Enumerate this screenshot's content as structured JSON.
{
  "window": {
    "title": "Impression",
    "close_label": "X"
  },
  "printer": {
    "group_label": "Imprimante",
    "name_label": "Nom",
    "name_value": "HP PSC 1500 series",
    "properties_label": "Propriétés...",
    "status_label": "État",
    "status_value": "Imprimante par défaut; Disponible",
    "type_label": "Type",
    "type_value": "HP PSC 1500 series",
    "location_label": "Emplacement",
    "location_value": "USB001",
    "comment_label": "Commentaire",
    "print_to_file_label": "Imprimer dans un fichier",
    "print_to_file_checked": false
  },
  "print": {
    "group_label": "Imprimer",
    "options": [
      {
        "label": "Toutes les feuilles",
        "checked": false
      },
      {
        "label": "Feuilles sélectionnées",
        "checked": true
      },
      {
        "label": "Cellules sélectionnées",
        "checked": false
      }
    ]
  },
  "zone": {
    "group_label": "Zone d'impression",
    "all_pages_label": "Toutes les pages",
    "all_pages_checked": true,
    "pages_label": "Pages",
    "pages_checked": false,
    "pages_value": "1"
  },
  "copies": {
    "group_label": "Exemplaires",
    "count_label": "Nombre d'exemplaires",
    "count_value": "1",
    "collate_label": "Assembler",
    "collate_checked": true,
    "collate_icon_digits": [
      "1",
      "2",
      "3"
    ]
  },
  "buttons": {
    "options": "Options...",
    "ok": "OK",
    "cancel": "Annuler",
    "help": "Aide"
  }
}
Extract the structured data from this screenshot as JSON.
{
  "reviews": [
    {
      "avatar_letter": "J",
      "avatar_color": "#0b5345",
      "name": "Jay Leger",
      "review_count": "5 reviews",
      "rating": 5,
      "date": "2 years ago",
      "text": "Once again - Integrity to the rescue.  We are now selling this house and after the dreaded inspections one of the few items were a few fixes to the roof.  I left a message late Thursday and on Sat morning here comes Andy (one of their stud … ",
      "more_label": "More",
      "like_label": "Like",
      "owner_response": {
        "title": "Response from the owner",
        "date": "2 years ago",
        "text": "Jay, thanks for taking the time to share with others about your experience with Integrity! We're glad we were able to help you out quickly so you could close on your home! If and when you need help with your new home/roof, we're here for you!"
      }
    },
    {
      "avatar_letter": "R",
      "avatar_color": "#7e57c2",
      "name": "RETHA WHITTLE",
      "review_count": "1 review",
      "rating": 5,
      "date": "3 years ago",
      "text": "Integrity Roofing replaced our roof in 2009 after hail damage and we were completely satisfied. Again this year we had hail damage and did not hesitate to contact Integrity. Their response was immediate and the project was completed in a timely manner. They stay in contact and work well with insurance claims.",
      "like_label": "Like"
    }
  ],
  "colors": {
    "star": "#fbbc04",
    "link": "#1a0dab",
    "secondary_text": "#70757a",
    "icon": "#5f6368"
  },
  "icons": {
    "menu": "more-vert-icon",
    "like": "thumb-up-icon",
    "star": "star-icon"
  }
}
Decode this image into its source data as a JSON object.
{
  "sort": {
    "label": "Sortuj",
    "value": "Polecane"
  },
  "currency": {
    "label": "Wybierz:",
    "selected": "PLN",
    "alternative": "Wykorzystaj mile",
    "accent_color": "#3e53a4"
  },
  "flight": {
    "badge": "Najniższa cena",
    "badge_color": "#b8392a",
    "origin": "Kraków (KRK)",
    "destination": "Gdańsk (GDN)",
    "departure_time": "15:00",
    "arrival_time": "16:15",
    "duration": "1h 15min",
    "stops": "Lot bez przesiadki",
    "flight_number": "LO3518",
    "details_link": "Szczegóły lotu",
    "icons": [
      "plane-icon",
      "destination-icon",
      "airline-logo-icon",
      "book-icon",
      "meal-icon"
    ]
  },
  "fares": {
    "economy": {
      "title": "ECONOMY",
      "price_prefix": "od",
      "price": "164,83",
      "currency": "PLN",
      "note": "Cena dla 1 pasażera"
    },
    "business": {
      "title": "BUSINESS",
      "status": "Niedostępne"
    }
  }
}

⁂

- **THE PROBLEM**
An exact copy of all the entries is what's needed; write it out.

- **SOLUTION**
Enumerate this screenshot's content as structured JSON.
{
  "window": {
    "title": "Impression",
    "close_label": "X"
  },
  "printer": {
    "group_label": "Imprimante",
    "name_label": "Nom",
    "name_value": "HP PSC 1500 series",
    "properties_label": "Propriétés...",
    "status_label": "État",
    "status_value": "Imprimante par défaut; Disponible",
    "type_label": "Type",
    "type_value": "HP PSC 1500 series",
    "location_label": "Emplacement",
    "location_value": "USB001",
    "comment_label": "Commentaire",
    "print_to_file_label": "Imprimer dans un fichier",
    "print_to_file_checked": false
  },
  "print": {
    "group_label": "Imprimer",
    "options": [
      {
        "label": "Toutes les feuilles",
        "checked": false
      },
      {
        "label": "Feuilles sélectionnées",
        "checked": true
      },
      {
        "label": "Cellules sélectionnées",
        "checked": false
      }
    ]
  },
  "zone": {
    "group_label": "Zone d'impression",
    "all_pages_label": "Toutes les pages",
    "all_pages_checked": true,
    "pages_label": "Pages",
    "pages_checked": false,
    "pages_value": "1"
  },
  "copies": {
    "group_label": "Exemplaires",
    "count_label": "Nombre d'exemplaires",
    "count_value": "1",
    "collate_label": "Assembler",
    "collate_checked": true,
    "collate_icon_digits": [
      "1",
      "2",
      "3"
    ]
  },
  "buttons": {
    "options": "Options...",
    "ok": "OK",
    "cancel": "Annuler",
    "help": "Aide"
  }
}
Extract the structured data from this screenshot as JSON.
{
  "reviews": [
    {
      "avatar_letter": "J",
      "avatar_color": "#0b5345",
      "name": "Jay Leger",
      "review_count": "5 reviews",
      "rating": 5,
      "date": "2 years ago",
      "text": "Once again - Integrity to the rescue.  We are now selling this house and after the dreaded inspections one of the few items were a few fixes to the roof.  I left a message late Thursday and on Sat morning here comes Andy (one of their stud … ",
      "more_label": "More",
      "like_label": "Like",
      "owner_response": {
        "title": "Response from the owner",
        "date": "2 years ago",
        "text": "Jay, thanks for taking the time to share with others about your experience with Integrity! We're glad we were able to help you out quickly so you could close on your home! If and when you need help with your new home/roof, we're here for you!"
      }
    },
    {
      "avatar_letter": "R",
      "avatar_color": "#7e57c2",
      "name": "RETHA WHITTLE",
      "review_count": "1 review",
      "rating": 5,
      "date": "3 years ago",
      "text": "Integrity Roofing replaced our roof in 2009 after hail damage and we were completely satisfied. Again this year we had hail damage and did not hesitate to contact Integrity. Their response was immediate and the project was completed in a timely manner. They stay in contact and work well with insurance claims.",
      "like_label": "Like"
    }
  ],
  "colors": {
    "star": "#fbbc04",
    "link": "#1a0dab",
    "secondary_text": "#70757a",
    "icon": "#5f6368"
  },
  "icons": {
    "menu": "more-vert-icon",
    "like": "thumb-up-icon",
    "star": "star-icon"
  }
}
Decode this image into its source data as a JSON object.
{
  "sort": {
    "label": "Sortuj",
    "value": "Polecane"
  },
  "currency": {
    "label": "Wybierz:",
    "selected": "PLN",
    "alternative": "Wykorzystaj mile",
    "accent_color": "#3e53a4"
  },
  "flight": {
    "badge": "Najniższa cena",
    "badge_color": "#b8392a",
    "origin": "Kraków (KRK)",
    "destination": "Gdańsk (GDN)",
    "departure_time": "15:00",
    "arrival_time": "16:15",
    "duration": "1h 15min",
    "stops": "Lot bez przesiadki",
    "flight_number": "LO3518",
    "details_link": "Szczegóły lotu",
    "icons": [
      "plane-icon",
      "destination-icon",
      "airline-logo-icon",
      "book-icon",
      "meal-icon"
    ]
  },
  "fares": {
    "economy": {
      "title": "ECONOMY",
      "price_prefix": "od",
      "price": "164,83",
      "currency": "PLN",
      "note": "Cena dla 1 pasażera"
    },
    "business": {
      "title": "BUSINESS",
      "status": "Niedostępne"
    }
  }
}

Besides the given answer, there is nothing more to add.